## What to do
Take every line of the material and reproduce it exactly.

Data for this task below:

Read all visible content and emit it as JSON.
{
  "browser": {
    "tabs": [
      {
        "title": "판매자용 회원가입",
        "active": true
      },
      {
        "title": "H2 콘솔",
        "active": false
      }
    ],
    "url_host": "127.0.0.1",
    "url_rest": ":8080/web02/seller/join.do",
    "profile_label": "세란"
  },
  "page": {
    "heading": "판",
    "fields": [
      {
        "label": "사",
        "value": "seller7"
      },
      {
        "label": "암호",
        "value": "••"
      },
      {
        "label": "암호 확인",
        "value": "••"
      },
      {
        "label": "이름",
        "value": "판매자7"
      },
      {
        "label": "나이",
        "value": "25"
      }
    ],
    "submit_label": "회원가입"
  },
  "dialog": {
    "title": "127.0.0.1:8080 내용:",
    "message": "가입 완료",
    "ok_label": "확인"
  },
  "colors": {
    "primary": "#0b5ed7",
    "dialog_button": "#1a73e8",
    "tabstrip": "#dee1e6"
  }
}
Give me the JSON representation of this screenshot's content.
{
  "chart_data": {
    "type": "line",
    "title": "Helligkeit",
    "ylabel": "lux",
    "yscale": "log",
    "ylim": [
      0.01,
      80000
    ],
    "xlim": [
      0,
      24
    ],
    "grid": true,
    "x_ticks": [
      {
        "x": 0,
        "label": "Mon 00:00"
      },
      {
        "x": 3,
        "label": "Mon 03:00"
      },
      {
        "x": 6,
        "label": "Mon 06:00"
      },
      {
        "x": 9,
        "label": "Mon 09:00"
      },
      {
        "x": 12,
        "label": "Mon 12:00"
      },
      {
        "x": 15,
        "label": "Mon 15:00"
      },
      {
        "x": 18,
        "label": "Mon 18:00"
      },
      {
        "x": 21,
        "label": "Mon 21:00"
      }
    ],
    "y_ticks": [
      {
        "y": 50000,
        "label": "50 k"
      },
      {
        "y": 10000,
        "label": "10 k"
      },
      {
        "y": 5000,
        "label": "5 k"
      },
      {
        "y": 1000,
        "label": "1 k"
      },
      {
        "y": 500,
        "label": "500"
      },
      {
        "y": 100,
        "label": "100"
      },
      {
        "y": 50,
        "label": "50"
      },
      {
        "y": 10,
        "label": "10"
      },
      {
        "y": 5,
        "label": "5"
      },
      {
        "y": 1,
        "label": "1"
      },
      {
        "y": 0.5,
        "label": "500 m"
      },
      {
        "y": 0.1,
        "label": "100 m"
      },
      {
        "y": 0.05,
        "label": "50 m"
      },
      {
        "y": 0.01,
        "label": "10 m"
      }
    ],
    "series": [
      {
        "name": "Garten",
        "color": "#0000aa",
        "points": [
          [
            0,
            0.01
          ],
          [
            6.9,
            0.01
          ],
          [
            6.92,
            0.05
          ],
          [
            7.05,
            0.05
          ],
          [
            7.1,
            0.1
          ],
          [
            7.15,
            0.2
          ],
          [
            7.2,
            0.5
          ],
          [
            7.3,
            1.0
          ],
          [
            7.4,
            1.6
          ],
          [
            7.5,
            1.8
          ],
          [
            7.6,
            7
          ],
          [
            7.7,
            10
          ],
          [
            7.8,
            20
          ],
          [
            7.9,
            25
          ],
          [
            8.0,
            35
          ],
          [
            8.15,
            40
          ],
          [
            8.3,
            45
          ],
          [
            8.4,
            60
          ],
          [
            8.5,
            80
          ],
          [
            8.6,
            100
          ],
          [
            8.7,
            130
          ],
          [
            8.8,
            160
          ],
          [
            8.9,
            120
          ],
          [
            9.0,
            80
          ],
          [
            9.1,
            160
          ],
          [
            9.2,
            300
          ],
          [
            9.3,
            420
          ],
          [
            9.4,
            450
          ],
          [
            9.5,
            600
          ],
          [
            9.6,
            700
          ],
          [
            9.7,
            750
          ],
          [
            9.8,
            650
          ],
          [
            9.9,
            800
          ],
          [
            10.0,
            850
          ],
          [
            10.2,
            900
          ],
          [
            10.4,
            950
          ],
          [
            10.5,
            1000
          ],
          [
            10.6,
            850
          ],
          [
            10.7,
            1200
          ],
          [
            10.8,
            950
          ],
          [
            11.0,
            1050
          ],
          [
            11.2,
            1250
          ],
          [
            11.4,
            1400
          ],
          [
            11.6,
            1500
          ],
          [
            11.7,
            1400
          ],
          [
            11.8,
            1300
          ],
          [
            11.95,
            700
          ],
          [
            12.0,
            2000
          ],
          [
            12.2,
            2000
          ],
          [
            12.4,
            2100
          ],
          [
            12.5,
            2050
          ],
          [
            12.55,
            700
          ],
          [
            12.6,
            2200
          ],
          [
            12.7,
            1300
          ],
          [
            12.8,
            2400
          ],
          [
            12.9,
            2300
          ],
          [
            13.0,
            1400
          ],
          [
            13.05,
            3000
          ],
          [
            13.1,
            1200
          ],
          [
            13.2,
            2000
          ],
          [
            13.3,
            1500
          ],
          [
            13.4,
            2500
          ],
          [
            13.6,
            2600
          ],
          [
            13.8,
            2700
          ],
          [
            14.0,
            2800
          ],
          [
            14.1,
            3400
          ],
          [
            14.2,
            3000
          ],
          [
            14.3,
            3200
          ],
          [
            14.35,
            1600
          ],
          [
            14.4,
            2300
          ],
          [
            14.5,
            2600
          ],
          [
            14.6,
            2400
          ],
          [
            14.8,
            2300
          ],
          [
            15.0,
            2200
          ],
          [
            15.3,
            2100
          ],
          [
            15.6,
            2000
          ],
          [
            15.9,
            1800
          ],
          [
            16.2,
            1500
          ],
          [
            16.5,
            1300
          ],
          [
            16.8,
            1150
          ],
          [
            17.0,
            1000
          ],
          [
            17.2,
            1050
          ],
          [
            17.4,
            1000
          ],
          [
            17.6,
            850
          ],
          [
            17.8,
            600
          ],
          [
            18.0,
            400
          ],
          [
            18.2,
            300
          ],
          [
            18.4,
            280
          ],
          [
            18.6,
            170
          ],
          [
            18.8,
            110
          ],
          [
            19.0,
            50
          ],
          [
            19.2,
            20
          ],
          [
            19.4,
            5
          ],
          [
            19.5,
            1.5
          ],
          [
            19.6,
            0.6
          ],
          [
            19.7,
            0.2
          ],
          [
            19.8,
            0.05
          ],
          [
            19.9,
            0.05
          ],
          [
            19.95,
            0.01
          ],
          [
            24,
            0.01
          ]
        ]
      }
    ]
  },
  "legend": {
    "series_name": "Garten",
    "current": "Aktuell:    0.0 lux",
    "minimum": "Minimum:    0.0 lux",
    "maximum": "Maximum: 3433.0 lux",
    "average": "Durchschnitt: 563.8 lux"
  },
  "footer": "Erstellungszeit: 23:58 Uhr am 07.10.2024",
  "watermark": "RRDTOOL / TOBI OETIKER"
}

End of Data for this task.

## Task output
Read all visible content and emit it as JSON.
{
  "browser": {
    "tabs": [
      {
        "title": "판매자용 회원가입",
        "active": true
      },
      {
        "title": "H2 콘솔",
        "active": false
      }
    ],
    "url_host": "127.0.0.1",
    "url_rest": ":8080/web02/seller/join.do",
    "profile_label": "세란"
  },
  "page": {
    "heading": "판",
    "fields": [
      {
        "label": "사",
        "value": "seller7"
      },
      {
        "label": "암호",
        "value": "••"
      },
      {
        "label": "암호 확인",
        "value": "••"
      },
      {
        "label": "이름",
        "value": "판매자7"
      },
      {
        "label": "나이",
        "value": "25"
      }
    ],
    "submit_label": "회원가입"
  },
  "dialog": {
    "title": "127.0.0.1:8080 내용:",
    "message": "가입 완료",
    "ok_label": "확인"
  },
  "colors": {
    "primary": "#0b5ed7",
    "dialog_button": "#1a73e8",
    "tabstrip": "#dee1e6"
  }
}
Give me the JSON representation of this screenshot's content.
{
  "chart_data": {
    "type": "line",
    "title": "Helligkeit",
    "ylabel": "lux",
    "yscale": "log",
    "ylim": [
      0.01,
      80000
    ],
    "xlim": [
      0,
      24
    ],
    "grid": true,
    "x_ticks": [
      {
        "x": 0,
        "label": "Mon 00:00"
      },
      {
        "x": 3,
        "label": "Mon 03:00"
      },
      {
        "x": 6,
        "label": "Mon 06:00"
      },
      {
        "x": 9,
        "label": "Mon 09:00"
      },
      {
        "x": 12,
        "label": "Mon 12:00"
      },
      {
        "x": 15,
        "label": "Mon 15:00"
      },
      {
        "x": 18,
        "label": "Mon 18:00"
      },
      {
        "x": 21,
        "label": "Mon 21:00"
      }
    ],
    "y_ticks": [
      {
        "y": 50000,
        "label": "50 k"
      },
      {
        "y": 10000,
        "label": "10 k"
      },
      {
        "y": 5000,
        "label": "5 k"
      },
      {
        "y": 1000,
        "label": "1 k"
      },
      {
        "y": 500,
        "label": "500"
      },
      {
        "y": 100,
        "label": "100"
      },
      {
        "y": 50,
        "label": "50"
      },
      {
        "y": 10,
        "label": "10"
      },
      {
        "y": 5,
        "label": "5"
      },
      {
        "y": 1,
        "label": "1"
      },
      {
        "y": 0.5,
        "label": "500 m"
      },
      {
        "y": 0.1,
        "label": "100 m"
      },
      {
        "y": 0.05,
        "label": "50 m"
      },
      {
        "y": 0.01,
        "label": "10 m"
      }
    ],
    "series": [
      {
        "name": "Garten",
        "color": "#0000aa",
        "points": [
          [
            0,
            0.01
          ],
          [
            6.9,
            0.01
          ],
          [
            6.92,
            0.05
          ],
          [
            7.05,
            0.05
          ],
          [
            7.1,
            0.1
          ],
          [
            7.15,
            0.2
          ],
          [
            7.2,
            0.5
          ],
          [
            7.3,
            1.0
          ],
          [
            7.4,
            1.6
          ],
          [
            7.5,
            1.8
          ],
          [
            7.6,
            7
          ],
          [
            7.7,
            10
          ],
          [
            7.8,
            20
          ],
          [
            7.9,
            25
          ],
          [
            8.0,
            35
          ],
          [
            8.15,
            40
          ],
          [
            8.3,
            45
          ],
          [
            8.4,
            60
          ],
          [
            8.5,
            80
          ],
          [
            8.6,
            100
          ],
          [
            8.7,
            130
          ],
          [
            8.8,
            160
          ],
          [
            8.9,
            120
          ],
          [
            9.0,
            80
          ],
          [
            9.1,
            160
          ],
          [
            9.2,
            300
          ],
          [
            9.3,
            420
          ],
          [
            9.4,
            450
          ],
          [
            9.5,
            600
          ],
          [
            9.6,
            700
          ],
          [
            9.7,
            750
          ],
          [
            9.8,
            650
          ],
          [
            9.9,
            800
          ],
          [
            10.0,
            850
          ],
          [
            10.2,
            900
          ],
          [
            10.4,
            950
          ],
          [
            10.5,
            1000
          ],
          [
            10.6,
            850
          ],
          [
            10.7,
            1200
          ],
          [
            10.8,
            950
          ],
          [
            11.0,
            1050
          ],
          [
            11.2,
            1250
          ],
          [
            11.4,
            1400
          ],
          [
            11.6,
            1500
          ],
          [
            11.7,
            1400
          ],
          [
            11.8,
            1300
          ],
          [
            11.95,
            700
          ],
          [
            12.0,
            2000
          ],
          [
            12.2,
            2000
          ],
          [
            12.4,
            2100
          ],
          [
            12.5,
            2050
          ],
          [
            12.55,
            700
          ],
          [
            12.6,
            2200
          ],
          [
            12.7,
            1300
          ],
          [
            12.8,
            2400
          ],
          [
            12.9,
            2300
          ],
          [
            13.0,
            1400
          ],
          [
            13.05,
            3000
          ],
          [
            13.1,
            1200
          ],
          [
            13.2,
            2000
          ],
          [
            13.3,
            1500
          ],
          [
            13.4,
            2500
          ],
          [
            13.6,
            2600
          ],
          [
            13.8,
            2700
          ],
          [
            14.0,
            2800
          ],
          [
            14.1,
            3400
          ],
          [
            14.2,
            3000
          ],
          [
            14.3,
            3200
          ],
          [
            14.35,
            1600
          ],
          [
            14.4,
            2300
          ],
          [
            14.5,
            2600
          ],
          [
            14.6,
            2400
          ],
          [
            14.8,
            2300
          ],
          [
            15.0,
            2200
          ],
          [
            15.3,
            2100
          ],
          [
            15.6,
            2000
          ],
          [
            15.9,
            1800
          ],
          [
            16.2,
            1500
          ],
          [
            16.5,
            1300
          ],
          [
            16.8,
            1150
          ],
          [
            17.0,
            1000
          ],
          [
            17.2,
            1050
          ],
          [
            17.4,
            1000
          ],
          [
            17.6,
            850
          ],
          [
            17.8,
            600
          ],
          [
            18.0,
            400
          ],
          [
            18.2,
            300
          ],
          [
            18.4,
            280
          ],
          [
            18.6,
            170
          ],
          [
            18.8,
            110
          ],
          [
            19.0,
            50
          ],
          [
            19.2,
            20
          ],
          [
            19.4,
            5
          ],
          [
            19.5,
            1.5
          ],
          [
            19.6,
            0.6
          ],
          [
            19.7,
            0.2
          ],
          [
            19.8,
            0.05
          ],
          [
            19.9,
            0.05
          ],
          [
            19.95,
            0.01
          ],
          [
            24,
            0.01
          ]
        ]
      }
    ]
  },
  "legend": {
    "series_name": "Garten",
    "current": "Aktuell:    0.0 lux",
    "minimum": "Minimum:    0.0 lux",
    "maximum": "Maximum: 3433.0 lux",
    "average": "Durchschnitt: 563.8 lux"
  },
  "footer": "Erstellungszeit: 23:58 Uhr am 07.10.2024",
  "watermark": "RRDTOOL / TOBI OETIKER"
}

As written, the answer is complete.